WHAT YOU NEED TO DO ▸ Copy the data verbatim and leave out every picture.

Stored dataset items
══════════
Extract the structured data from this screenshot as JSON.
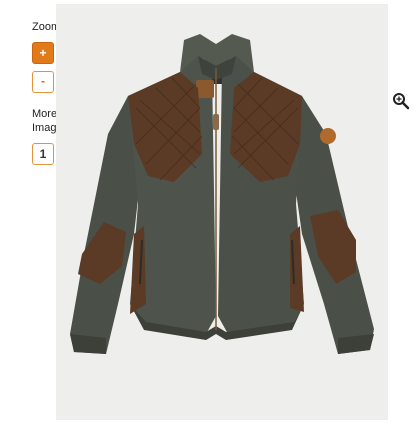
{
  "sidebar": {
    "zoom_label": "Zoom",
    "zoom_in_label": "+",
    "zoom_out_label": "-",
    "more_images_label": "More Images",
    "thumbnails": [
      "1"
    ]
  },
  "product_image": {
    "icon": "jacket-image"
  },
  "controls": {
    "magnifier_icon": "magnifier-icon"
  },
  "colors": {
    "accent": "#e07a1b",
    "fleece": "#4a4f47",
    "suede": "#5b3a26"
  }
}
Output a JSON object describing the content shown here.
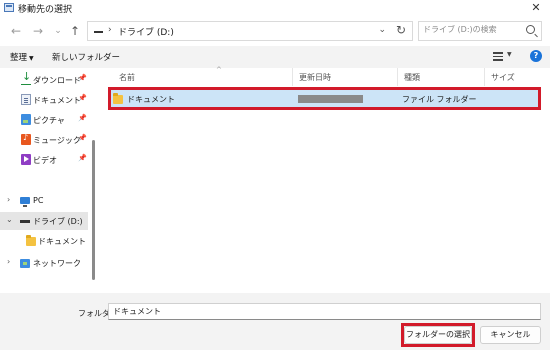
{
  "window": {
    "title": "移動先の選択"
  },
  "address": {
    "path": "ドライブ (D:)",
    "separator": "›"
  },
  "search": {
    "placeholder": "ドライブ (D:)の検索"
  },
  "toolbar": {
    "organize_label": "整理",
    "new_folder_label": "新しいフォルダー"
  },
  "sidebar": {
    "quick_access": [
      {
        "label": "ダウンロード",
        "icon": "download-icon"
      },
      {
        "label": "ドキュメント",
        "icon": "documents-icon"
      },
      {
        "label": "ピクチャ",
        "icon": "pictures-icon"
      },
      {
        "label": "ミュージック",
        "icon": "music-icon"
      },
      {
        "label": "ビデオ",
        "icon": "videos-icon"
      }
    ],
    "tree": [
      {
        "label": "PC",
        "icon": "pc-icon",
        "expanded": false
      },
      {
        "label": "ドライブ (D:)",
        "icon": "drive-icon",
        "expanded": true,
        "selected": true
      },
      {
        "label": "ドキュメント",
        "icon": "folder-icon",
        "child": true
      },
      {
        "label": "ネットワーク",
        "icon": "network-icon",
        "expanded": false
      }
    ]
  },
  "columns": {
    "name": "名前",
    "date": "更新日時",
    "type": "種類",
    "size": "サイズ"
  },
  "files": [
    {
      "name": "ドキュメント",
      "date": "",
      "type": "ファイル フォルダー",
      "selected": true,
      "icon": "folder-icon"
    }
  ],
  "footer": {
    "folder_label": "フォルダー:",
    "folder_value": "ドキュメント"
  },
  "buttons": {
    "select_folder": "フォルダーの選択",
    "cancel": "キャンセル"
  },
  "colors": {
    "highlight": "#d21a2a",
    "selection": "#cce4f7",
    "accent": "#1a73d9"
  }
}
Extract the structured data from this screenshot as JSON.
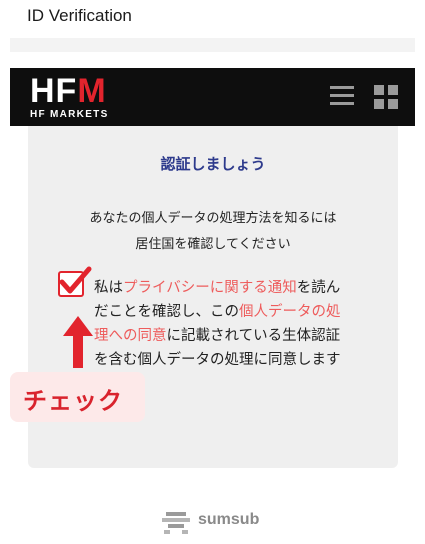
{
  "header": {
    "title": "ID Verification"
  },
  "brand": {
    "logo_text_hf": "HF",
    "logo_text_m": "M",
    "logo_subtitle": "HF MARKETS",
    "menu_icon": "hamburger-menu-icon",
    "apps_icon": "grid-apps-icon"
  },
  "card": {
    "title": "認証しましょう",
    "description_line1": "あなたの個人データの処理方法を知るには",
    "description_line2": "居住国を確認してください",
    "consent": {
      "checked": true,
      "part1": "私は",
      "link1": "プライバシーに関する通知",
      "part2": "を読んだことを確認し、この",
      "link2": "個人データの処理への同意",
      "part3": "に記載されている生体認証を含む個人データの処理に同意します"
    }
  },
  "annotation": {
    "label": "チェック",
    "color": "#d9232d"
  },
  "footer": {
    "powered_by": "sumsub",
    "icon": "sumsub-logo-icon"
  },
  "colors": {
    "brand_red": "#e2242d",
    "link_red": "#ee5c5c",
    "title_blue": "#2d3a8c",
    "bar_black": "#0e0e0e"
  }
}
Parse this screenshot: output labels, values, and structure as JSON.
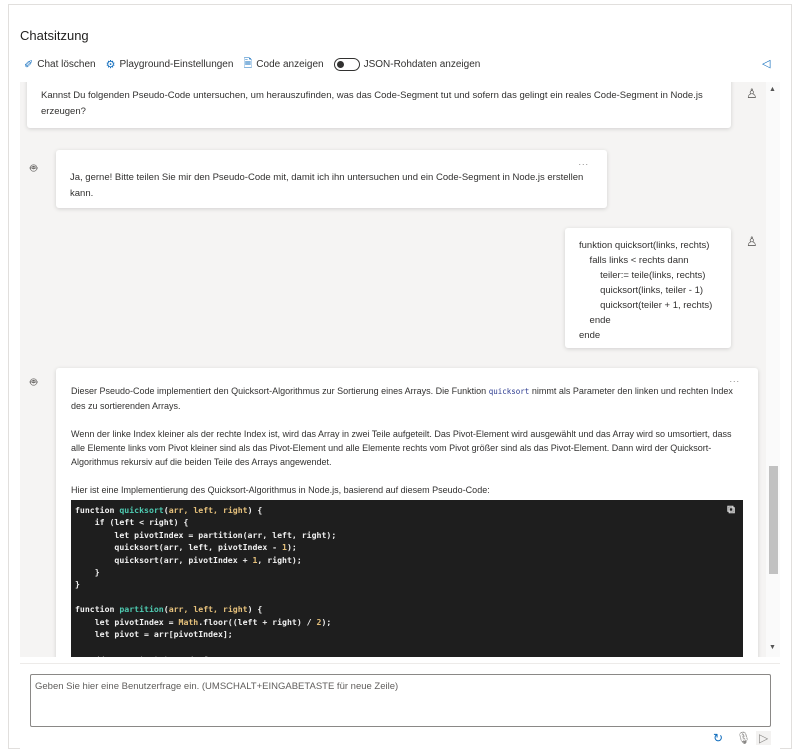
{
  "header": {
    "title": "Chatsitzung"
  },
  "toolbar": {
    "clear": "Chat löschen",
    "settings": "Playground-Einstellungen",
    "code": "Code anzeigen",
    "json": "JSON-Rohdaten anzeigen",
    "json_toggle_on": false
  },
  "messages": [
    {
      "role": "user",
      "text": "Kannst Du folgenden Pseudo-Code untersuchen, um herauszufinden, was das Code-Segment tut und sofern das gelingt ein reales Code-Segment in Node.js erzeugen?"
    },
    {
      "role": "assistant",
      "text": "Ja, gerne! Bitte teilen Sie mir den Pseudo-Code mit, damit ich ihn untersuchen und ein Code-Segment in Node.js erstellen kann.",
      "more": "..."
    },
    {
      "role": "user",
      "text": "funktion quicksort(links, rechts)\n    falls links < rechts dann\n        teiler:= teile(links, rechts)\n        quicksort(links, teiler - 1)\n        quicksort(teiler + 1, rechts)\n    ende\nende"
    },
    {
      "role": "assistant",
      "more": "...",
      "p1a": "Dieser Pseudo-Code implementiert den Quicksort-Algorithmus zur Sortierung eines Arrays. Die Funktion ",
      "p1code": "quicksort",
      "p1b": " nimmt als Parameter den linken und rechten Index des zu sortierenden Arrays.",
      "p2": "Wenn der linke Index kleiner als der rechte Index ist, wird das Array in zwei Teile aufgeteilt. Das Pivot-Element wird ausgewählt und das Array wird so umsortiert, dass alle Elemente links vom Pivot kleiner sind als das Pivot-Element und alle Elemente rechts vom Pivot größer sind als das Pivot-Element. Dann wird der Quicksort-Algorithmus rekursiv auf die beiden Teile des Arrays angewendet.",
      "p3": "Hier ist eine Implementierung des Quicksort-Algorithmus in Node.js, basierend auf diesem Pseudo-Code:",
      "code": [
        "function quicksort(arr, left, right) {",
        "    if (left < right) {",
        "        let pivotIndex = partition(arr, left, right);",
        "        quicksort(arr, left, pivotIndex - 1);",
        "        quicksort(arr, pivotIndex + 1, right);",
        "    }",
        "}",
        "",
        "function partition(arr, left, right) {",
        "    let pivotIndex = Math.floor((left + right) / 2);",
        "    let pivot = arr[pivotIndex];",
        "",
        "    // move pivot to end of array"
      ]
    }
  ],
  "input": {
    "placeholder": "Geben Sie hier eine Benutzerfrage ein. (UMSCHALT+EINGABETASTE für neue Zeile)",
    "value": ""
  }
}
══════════
EXPECTED ANSWER ▸
Extract the structured data from this screenshot as JSON.
{
  "sidebar": {
    "zoom_label": "Zoom",
    "zoom_in_label": "+",
    "zoom_out_label": "-",
    "more_images_label": "More Images",
    "thumbnails": [
      "1"
    ]
  },
  "product_image": {
    "icon": "jacket-image"
  },
  "controls": {
    "magnifier_icon": "magnifier-icon"
  },
  "colors": {
    "accent": "#e07a1b",
    "fleece": "#4a4f47",
    "suede": "#5b3a26"
  }
}
Output a JSON object describing the content shown here.
{
  "window": {
    "title": "移動先の選択"
  },
  "address": {
    "path": "ドライブ (D:)",
    "separator": "›"
  },
  "search": {
    "placeholder": "ドライブ (D:)の検索"
  },
  "toolbar": {
    "organize_label": "整理",
    "new_folder_label": "新しいフォルダー"
  },
  "sidebar": {
    "quick_access": [
      {
        "label": "ダウンロード",
        "icon": "download-icon"
      },
      {
        "label": "ドキュメント",
        "icon": "documents-icon"
      },
      {
        "label": "ピクチャ",
        "icon": "pictures-icon"
      },
      {
        "label": "ミュージック",
        "icon": "music-icon"
      },
      {
        "label": "ビデオ",
        "icon": "videos-icon"
      }
    ],
    "tree": [
      {
        "label": "PC",
        "icon": "pc-icon",
        "expanded": false
      },
      {
        "label": "ドライブ (D:)",
        "icon": "drive-icon",
        "expanded": true,
        "selected": true
      },
      {
        "label": "ドキュメント",
        "icon": "folder-icon",
        "child": true
      },
      {
        "label": "ネットワーク",
        "icon": "network-icon",
        "expanded": false
      }
    ]
  },
  "columns": {
    "name": "名前",
    "date": "更新日時",
    "type": "種類",
    "size": "サイズ"
  },
  "files": [
    {
      "name": "ドキュメント",
      "date": "",
      "type": "ファイル フォルダー",
      "selected": true,
      "icon": "folder-icon"
    }
  ],
  "footer": {
    "folder_label": "フォルダー:",
    "folder_value": "ドキュメント"
  },
  "buttons": {
    "select_folder": "フォルダーの選択",
    "cancel": "キャンセル"
  },
  "colors": {
    "highlight": "#d21a2a",
    "selection": "#cce4f7",
    "accent": "#1a73d9"
  }
}
Extract the structured data from this screenshot as JSON.
{
  "header": {
    "title": "ID Verification"
  },
  "brand": {
    "logo_text_hf": "HF",
    "logo_text_m": "M",
    "logo_subtitle": "HF MARKETS",
    "menu_icon": "hamburger-menu-icon",
    "apps_icon": "grid-apps-icon"
  },
  "card": {
    "title": "認証しましょう",
    "description_line1": "あなたの個人データの処理方法を知るには",
    "description_line2": "居住国を確認してください",
    "consent": {
      "checked": true,
      "part1": "私は",
      "link1": "プライバシーに関する通知",
      "part2": "を読んだことを確認し、この",
      "link2": "個人データの処理への同意",
      "part3": "に記載されている生体認証を含む個人データの処理に同意します"
    }
  },
  "annotation": {
    "label": "チェック",
    "color": "#d9232d"
  },
  "footer": {
    "powered_by": "sumsub",
    "icon": "sumsub-logo-icon"
  },
  "colors": {
    "brand_red": "#e2242d",
    "link_red": "#ee5c5c",
    "title_blue": "#2d3a8c",
    "bar_black": "#0e0e0e"
  }
}
Parse this screenshot: output labels, values, and structure as JSON.
{
  "header": {
    "title": "Chatsitzung"
  },
  "toolbar": {
    "clear": "Chat löschen",
    "settings": "Playground-Einstellungen",
    "code": "Code anzeigen",
    "json": "JSON-Rohdaten anzeigen",
    "json_toggle_on": false
  },
  "messages": [
    {
      "role": "user",
      "text": "Kannst Du folgenden Pseudo-Code untersuchen, um herauszufinden, was das Code-Segment tut und sofern das gelingt ein reales Code-Segment in Node.js erzeugen?"
    },
    {
      "role": "assistant",
      "text": "Ja, gerne! Bitte teilen Sie mir den Pseudo-Code mit, damit ich ihn untersuchen und ein Code-Segment in Node.js erstellen kann.",
      "more": "..."
    },
    {
      "role": "user",
      "text": "funktion quicksort(links, rechts)\n    falls links < rechts dann\n        teiler:= teile(links, rechts)\n        quicksort(links, teiler - 1)\n        quicksort(teiler + 1, rechts)\n    ende\nende"
    },
    {
      "role": "assistant",
      "more": "...",
      "p1a": "Dieser Pseudo-Code implementiert den Quicksort-Algorithmus zur Sortierung eines Arrays. Die Funktion ",
      "p1code": "quicksort",
      "p1b": " nimmt als Parameter den linken und rechten Index des zu sortierenden Arrays.",
      "p2": "Wenn der linke Index kleiner als der rechte Index ist, wird das Array in zwei Teile aufgeteilt. Das Pivot-Element wird ausgewählt und das Array wird so umsortiert, dass alle Elemente links vom Pivot kleiner sind als das Pivot-Element und alle Elemente rechts vom Pivot größer sind als das Pivot-Element. Dann wird der Quicksort-Algorithmus rekursiv auf die beiden Teile des Arrays angewendet.",
      "p3": "Hier ist eine Implementierung des Quicksort-Algorithmus in Node.js, basierend auf diesem Pseudo-Code:",
      "code": [
        "function quicksort(arr, left, right) {",
        "    if (left < right) {",
        "        let pivotIndex = partition(arr, left, right);",
        "        quicksort(arr, left, pivotIndex - 1);",
        "        quicksort(arr, pivotIndex + 1, right);",
        "    }",
        "}",
        "",
        "function partition(arr, left, right) {",
        "    let pivotIndex = Math.floor((left + right) / 2);",
        "    let pivot = arr[pivotIndex];",
        "",
        "    // move pivot to end of array"
      ]
    }
  ],
  "input": {
    "placeholder": "Geben Sie hier eine Benutzerfrage ein. (UMSCHALT+EINGABETASTE für neue Zeile)",
    "value": ""
  }
}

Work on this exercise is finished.